The cull had lasted about 12 weeks the previous year, the police being heavy-handed and the numbers of police officers and cull contractors overwhelming at times. We wouldn’t know what to expect until it all started again.

What we did know was that there were no longer going to be independent monitors and that guidelines on conducting the cull were being relaxed.

The first day was so quiet that it was difficult to tell if the cull had actually started – we were keeping an eye on a couple of cages which had been found tied open (to allow badgers time to get used to them) and these were now set, ready to trap any badger that entered. Only legal to do so once the cull had begun. Suddenly we got a call from Nottingham Hunt Sabs – shooters had turned up to a cage with a badger in it and, compromised, they would have to release him. Upon police arrival they (reluctantly) did so. The cull was certainly on.

The following few weeks were very ‘up and down’ in terms of how busy the cull-zone itself actually was… although few people managed to get any decent sleep throughout and there always seemed to be something to do!

We expected there to be fewer cull contractors coming into the area and for it to become more of a locally-led cull but, still, we expected it to be somewhat more chaotic than it was. We were very busy, don’t get us wrong(!) but with fewer police on the ground, more honed intel-gathering and connections with various locals on the ground we worked more efficiently. There was the usual silliness from hunters…

The ‘Three Counties Sabs’ area of the zone had started to organically split into different areas with groups forming up to survey and subsequently protect those areas. Cirencester Illegal Hunt Watch and North Wales Hunt Sabs, as examples, took on responsibility for an area each. Three Counties specifically organised two areas while a 3C sab ran the phones and kept a general overview over the whole Glos zone. Other areas were protected by new groups of locals and campaigners from further afield or individuals keeping an eye on nearby setts whilst walking their dogs, for example.

With so much going on we started to meet with people at a third daily meeting point… at 2am. This was so that we could ensure that there would be some people out and about in the early hours of the morning – up until that point we had prioritised daytime checks due to cages and bait points and the first part of the evening and night when badgers would be emerging from their setts. As more people wanted to get involved we made sure that we could have more people out, a ‘skeleton crew’ during the early hours as many would have to leave by around 2am due to work / family commitments. Despite lower numbers of people at these times, we still managed to keep an eye on many areas across the zone and shooters continued to be thwarted (as well as people on the ground catching contractors putting out badger traps).

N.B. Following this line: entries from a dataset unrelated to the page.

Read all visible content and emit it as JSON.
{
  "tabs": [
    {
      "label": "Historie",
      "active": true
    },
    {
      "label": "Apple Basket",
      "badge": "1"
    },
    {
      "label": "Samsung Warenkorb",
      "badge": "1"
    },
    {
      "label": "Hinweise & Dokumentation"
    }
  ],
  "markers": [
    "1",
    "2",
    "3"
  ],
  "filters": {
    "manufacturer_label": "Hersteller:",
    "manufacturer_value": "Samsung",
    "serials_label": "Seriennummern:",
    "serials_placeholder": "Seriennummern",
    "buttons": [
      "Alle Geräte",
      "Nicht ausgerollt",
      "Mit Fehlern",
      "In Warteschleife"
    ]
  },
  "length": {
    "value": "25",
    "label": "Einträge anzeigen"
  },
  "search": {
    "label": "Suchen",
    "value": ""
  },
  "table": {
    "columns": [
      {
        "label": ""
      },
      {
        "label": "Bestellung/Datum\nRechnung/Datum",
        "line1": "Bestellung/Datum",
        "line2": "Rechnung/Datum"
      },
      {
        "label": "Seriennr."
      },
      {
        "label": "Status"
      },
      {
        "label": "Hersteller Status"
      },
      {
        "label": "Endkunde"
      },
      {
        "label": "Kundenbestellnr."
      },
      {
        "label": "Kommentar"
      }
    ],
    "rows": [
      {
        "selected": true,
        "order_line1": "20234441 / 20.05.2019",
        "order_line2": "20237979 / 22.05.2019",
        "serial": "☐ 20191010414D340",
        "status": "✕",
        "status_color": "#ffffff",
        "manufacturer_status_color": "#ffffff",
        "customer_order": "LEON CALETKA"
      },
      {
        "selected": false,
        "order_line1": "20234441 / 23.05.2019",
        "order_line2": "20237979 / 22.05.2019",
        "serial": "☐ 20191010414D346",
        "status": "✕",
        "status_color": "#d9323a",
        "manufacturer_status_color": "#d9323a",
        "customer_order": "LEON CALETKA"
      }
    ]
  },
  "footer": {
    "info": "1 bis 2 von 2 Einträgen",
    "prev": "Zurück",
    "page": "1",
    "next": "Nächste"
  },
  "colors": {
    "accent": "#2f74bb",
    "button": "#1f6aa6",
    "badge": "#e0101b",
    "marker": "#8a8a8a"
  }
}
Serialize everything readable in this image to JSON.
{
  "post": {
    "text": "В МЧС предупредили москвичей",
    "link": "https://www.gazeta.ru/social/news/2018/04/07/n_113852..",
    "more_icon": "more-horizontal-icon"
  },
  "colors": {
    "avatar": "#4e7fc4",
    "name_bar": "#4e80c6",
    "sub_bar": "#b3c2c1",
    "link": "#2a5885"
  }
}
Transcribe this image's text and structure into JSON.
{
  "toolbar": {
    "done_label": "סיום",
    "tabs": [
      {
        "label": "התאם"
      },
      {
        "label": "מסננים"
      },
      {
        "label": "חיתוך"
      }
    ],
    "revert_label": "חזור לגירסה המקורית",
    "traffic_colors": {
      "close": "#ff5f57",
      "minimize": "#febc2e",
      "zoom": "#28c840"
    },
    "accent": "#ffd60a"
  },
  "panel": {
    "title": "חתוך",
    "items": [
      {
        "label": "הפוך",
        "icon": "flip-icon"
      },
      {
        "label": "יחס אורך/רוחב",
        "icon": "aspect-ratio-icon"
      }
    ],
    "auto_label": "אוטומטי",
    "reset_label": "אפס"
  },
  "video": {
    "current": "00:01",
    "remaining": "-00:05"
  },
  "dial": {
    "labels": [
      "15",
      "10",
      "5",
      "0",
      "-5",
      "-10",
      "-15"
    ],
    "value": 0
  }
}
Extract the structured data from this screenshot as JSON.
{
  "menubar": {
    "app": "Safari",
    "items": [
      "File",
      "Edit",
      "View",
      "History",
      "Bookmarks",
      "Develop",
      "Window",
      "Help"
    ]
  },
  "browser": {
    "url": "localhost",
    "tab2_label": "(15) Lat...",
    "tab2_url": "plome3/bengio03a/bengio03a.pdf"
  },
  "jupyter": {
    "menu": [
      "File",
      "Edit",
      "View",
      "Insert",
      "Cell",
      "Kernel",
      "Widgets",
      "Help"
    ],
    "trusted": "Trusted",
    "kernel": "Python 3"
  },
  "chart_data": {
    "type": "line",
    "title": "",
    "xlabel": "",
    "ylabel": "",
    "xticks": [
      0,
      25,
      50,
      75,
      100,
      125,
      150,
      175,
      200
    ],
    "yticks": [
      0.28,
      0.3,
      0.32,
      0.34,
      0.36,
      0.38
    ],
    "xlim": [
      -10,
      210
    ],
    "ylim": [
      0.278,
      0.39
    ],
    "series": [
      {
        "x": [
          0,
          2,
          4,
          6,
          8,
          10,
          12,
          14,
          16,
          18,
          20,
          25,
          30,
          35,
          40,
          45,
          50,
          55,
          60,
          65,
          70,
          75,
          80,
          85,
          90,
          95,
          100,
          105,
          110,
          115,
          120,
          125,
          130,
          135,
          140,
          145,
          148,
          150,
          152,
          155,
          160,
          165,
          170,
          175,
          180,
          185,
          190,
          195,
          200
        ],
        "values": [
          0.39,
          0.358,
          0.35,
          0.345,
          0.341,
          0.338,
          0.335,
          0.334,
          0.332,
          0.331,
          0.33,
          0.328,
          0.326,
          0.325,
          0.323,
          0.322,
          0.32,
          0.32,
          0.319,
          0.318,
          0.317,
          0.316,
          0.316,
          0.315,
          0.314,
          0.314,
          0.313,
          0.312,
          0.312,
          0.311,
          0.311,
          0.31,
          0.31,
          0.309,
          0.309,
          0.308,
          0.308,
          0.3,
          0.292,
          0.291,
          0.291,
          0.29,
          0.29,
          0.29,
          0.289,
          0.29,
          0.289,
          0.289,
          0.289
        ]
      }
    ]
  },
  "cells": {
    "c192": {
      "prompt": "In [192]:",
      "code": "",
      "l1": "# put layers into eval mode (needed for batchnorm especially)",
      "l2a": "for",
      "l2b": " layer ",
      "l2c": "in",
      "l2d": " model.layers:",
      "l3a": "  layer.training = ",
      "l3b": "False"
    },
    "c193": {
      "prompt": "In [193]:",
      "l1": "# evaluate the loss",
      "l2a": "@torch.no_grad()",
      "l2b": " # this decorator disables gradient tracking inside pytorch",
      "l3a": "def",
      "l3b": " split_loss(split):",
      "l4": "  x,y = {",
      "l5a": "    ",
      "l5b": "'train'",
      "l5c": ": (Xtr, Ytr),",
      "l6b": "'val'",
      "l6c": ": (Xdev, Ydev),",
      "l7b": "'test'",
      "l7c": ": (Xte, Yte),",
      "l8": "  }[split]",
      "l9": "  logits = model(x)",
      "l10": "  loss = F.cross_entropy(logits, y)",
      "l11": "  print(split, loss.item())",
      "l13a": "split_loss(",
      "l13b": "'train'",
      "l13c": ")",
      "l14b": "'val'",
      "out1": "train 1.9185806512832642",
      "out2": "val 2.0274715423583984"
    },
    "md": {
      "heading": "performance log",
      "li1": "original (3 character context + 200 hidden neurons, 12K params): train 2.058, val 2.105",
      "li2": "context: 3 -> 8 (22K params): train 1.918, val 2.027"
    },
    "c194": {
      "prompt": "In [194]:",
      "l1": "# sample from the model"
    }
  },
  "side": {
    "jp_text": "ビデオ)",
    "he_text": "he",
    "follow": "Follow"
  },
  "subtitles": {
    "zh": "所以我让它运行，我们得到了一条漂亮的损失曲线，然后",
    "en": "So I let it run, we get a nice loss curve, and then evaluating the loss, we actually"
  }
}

It wasn’t just badgers that we tried to protect, once again, and Vale Wildlife Hospital did a fantastic job of treating animals brought in:

With more people out in the zone, and with a public phone number that anyone could ring in on, far more injured animals were being spotted and taken for treatment.

And it wasn’t just cull contractors that we had to deal with as a huge number of lampers and poachers were also caught (we even ended up assisting landowners and police on a couple of occasions chasing poachers down who had been trespassing and shooting on the land! Various others were caught in different areas, including these guys…

As the cull came to an end we began working on new projects including trying to raise more local awareness and find ways for more people to get involved. Three Counties Sabs, for example, began trying to raise more awareness, amongst farmers as well as other locals and anti-cull activists, about potential links between the activities of hunts and the spread of TB…

It had been a long old slog again, despite not having an extension to deal with this year, but we knew we’d fought the cull hard again and we awaited the release of the figures. Any badger killed is one too many… but keeping the figures low was the best we could do. And, once again, the cull contractors FAILED to reach even the minimum target of 675 badgers, instead managing to kill 274. In Somerset the target was reached, but then they had set it so low (316) that it wasn’t a difficult feat (they managed to kill 341).